== Study material ==

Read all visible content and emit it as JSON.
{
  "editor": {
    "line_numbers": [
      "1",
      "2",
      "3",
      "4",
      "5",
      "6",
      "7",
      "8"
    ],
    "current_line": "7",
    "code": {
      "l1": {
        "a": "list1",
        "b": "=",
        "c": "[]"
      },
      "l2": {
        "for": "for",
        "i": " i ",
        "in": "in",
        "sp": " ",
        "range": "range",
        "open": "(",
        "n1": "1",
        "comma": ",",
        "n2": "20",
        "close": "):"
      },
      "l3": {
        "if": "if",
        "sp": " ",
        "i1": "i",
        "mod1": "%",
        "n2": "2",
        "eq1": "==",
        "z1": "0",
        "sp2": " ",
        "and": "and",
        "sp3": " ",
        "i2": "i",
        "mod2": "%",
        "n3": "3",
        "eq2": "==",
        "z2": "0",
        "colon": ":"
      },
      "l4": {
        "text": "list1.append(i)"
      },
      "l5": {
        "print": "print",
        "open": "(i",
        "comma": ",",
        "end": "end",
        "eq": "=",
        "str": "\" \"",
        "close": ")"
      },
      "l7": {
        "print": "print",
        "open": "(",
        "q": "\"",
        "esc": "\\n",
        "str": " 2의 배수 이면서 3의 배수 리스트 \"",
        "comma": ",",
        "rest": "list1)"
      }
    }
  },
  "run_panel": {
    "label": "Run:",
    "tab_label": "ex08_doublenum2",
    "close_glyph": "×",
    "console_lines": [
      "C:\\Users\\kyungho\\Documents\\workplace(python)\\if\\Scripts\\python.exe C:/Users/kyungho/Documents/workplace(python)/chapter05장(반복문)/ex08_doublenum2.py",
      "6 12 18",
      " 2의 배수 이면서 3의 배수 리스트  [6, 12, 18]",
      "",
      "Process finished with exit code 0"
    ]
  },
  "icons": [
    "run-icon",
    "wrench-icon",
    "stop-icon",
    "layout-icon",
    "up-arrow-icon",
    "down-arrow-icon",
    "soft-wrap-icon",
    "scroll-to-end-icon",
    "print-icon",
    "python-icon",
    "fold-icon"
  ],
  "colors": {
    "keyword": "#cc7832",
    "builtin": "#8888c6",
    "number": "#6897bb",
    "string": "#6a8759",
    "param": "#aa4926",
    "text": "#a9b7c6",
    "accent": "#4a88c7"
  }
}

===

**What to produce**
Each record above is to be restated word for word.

**Answer box**
Read all visible content and emit it as JSON.
{
  "editor": {
    "line_numbers": [
      "1",
      "2",
      "3",
      "4",
      "5",
      "6",
      "7",
      "8"
    ],
    "current_line": "7",
    "code": {
      "l1": {
        "a": "list1",
        "b": "=",
        "c": "[]"
      },
      "l2": {
        "for": "for",
        "i": " i ",
        "in": "in",
        "sp": " ",
        "range": "range",
        "open": "(",
        "n1": "1",
        "comma": ",",
        "n2": "20",
        "close": "):"
      },
      "l3": {
        "if": "if",
        "sp": " ",
        "i1": "i",
        "mod1": "%",
        "n2": "2",
        "eq1": "==",
        "z1": "0",
        "sp2": " ",
        "and": "and",
        "sp3": " ",
        "i2": "i",
        "mod2": "%",
        "n3": "3",
        "eq2": "==",
        "z2": "0",
        "colon": ":"
      },
      "l4": {
        "text": "list1.append(i)"
      },
      "l5": {
        "print": "print",
        "open": "(i",
        "comma": ",",
        "end": "end",
        "eq": "=",
        "str": "\" \"",
        "close": ")"
      },
      "l7": {
        "print": "print",
        "open": "(",
        "q": "\"",
        "esc": "\\n",
        "str": " 2의 배수 이면서 3의 배수 리스트 \"",
        "comma": ",",
        "rest": "list1)"
      }
    }
  },
  "run_panel": {
    "label": "Run:",
    "tab_label": "ex08_doublenum2",
    "close_glyph": "×",
    "console_lines": [
      "C:\\Users\\kyungho\\Documents\\workplace(python)\\if\\Scripts\\python.exe C:/Users/kyungho/Documents/workplace(python)/chapter05장(반복문)/ex08_doublenum2.py",
      "6 12 18",
      " 2의 배수 이면서 3의 배수 리스트  [6, 12, 18]",
      "",
      "Process finished with exit code 0"
    ]
  },
  "icons": [
    "run-icon",
    "wrench-icon",
    "stop-icon",
    "layout-icon",
    "up-arrow-icon",
    "down-arrow-icon",
    "soft-wrap-icon",
    "scroll-to-end-icon",
    "print-icon",
    "python-icon",
    "fold-icon"
  ],
  "colors": {
    "keyword": "#cc7832",
    "builtin": "#8888c6",
    "number": "#6897bb",
    "string": "#6a8759",
    "param": "#aa4926",
    "text": "#a9b7c6",
    "accent": "#4a88c7"
  }
}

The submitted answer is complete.